For Starters, Don’t Make the Crisis Worse
By Andrew Blum
When a PR crisis hits in today’s social media age it can hurt you, your firm and brand, and your clients. How you prepare for a potential crisis and how you react to it are key in the first minutes of a crisis.
Think of some recent legal PR crises: the collapse and bankruptcy of Dewey & LeBoeuf – and then the recent criminal trial of several ex-employees in New York State Supreme Court in Manhattan. On the plaintiffs’ side of the aisle, you may recall the trial of New York State Assembly Speaker Sheldon Silver and the asbestos plaintiffs’ firm he worked for and the trial fallout on the firm – Weitz & Luxenberg. Both of these were bad, Dewey much more so.
There have also been examples of firm clients in crisis. One of the most recent was drug company CEO Martin Shkreli who jacked up prices and then was indicted on securities fraud charges. His lawyer told him to keep quiet but he kept on talking, tweeting, etc. Along the way, he also changed lawyers.
Each of these crises was different but Donald Trump’s new PR rules notwithstanding, the same rules apply for all crises. The main thing is work on your crisis plan and skills before a crisis hits. You can’t wing it in a crisis when it hits. That’s too late and a sure fire way to be overtaken by a crisis.
Top 10 Tips for Dealing with a PR Crisis
- Keep the message simple; change it as needed to keep up with developments.
- Use the web and all social media channels wisely.
- Have one designated spokesperson with one consistent message. Do NOT have more than one spokesperson.
- Hire a crisis PR agency. They do this for a living.
- Keep up with the client’s use of email and social media. Keep them on the reservation.
- If your client is flogged in the press daily, pick a select few outlets to give access to or hold some on or off the record briefings.
- If you promise the press something, deliver or the press will never forget. They’re like elephants that way.
- The local media takes big stories personally so don’t forget them even as a crisis goes national. Think of UNC-Chapel Hill and its academic scandal and the Raleigh News & Observer. (Now they are in the NCAA Final Four and it’s still being written about.)

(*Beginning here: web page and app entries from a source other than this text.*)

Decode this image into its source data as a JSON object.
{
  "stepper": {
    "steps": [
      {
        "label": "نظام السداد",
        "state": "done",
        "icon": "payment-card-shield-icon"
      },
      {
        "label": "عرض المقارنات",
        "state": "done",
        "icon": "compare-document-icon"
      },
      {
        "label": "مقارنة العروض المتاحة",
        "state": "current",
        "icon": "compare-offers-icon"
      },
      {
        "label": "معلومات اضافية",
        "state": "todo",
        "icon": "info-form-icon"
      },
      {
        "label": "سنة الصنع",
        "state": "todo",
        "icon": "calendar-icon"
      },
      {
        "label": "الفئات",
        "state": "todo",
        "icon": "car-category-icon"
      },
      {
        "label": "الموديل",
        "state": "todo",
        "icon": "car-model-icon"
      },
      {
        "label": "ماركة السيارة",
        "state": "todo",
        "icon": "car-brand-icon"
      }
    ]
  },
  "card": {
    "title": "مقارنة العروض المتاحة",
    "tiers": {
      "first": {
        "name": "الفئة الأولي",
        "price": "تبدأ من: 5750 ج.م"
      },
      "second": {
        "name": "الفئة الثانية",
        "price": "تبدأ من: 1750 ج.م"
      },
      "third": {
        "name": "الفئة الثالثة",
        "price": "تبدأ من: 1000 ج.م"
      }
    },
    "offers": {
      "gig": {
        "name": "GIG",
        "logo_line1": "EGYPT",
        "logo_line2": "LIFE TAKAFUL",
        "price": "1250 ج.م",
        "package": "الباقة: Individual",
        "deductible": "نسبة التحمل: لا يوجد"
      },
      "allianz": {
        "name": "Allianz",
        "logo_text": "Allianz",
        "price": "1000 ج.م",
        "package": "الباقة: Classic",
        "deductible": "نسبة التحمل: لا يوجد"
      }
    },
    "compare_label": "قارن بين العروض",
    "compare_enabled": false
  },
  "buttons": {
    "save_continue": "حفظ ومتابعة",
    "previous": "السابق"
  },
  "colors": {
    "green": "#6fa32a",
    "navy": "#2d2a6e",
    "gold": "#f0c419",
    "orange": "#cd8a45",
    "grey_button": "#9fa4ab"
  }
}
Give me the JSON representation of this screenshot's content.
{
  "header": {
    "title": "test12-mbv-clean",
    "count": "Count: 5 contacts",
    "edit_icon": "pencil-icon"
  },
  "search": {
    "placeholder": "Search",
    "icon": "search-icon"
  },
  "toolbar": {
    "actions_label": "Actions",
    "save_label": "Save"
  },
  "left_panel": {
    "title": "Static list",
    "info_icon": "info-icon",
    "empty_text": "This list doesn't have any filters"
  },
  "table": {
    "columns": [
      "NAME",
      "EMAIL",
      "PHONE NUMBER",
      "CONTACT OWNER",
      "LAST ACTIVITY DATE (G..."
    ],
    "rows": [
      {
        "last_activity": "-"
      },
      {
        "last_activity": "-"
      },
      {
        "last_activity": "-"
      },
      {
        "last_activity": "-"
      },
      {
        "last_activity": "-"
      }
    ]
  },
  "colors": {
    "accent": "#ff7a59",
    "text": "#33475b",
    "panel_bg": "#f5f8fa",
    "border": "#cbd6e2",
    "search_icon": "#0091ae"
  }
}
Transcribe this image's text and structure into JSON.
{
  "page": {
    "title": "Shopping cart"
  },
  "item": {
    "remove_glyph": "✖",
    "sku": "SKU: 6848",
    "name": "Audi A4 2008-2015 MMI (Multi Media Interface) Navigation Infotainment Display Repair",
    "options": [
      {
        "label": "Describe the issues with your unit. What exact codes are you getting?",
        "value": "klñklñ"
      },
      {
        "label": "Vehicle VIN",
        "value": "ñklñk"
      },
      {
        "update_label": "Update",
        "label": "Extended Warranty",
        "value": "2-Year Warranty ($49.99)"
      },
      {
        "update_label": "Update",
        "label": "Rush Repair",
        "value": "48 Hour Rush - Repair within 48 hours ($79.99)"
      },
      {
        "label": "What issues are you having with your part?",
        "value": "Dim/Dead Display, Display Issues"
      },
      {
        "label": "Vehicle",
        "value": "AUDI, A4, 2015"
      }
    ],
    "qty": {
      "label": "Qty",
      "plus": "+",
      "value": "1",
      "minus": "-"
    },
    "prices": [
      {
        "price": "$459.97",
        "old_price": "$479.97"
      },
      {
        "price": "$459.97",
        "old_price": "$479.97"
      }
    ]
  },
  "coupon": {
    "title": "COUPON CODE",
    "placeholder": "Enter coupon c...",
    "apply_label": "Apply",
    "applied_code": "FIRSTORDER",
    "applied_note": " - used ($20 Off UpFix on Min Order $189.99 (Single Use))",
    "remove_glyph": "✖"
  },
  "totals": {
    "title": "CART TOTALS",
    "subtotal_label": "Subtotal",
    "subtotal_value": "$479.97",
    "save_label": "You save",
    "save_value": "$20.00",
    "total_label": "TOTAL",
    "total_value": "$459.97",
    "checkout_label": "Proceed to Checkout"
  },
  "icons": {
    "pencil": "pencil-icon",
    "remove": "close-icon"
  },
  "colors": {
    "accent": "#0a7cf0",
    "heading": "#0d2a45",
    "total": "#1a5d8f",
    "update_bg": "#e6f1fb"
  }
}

- Try to avoid no comment. Yes, sometimes you have to do it but it looks bad. Think of a way to comment without commenting.
- If you have a gripe with a reporter’s story, talk to the reporter first directly. Don’t go over his or her head and don’t bash them on the Internet or social media channels.
Andrew Blum is a PR consultant and media trainer and principal of AJB Communications. He has directed PR for professional services and financial services firms, NGOs, agencies and other clients. As a PR executive, and formerly as a journalist, he has been involved on both sides of the media aisle in some of the most media intensive crises of the past 25 years. Contact him at ablum@ajbcomms or follow him on Twitter: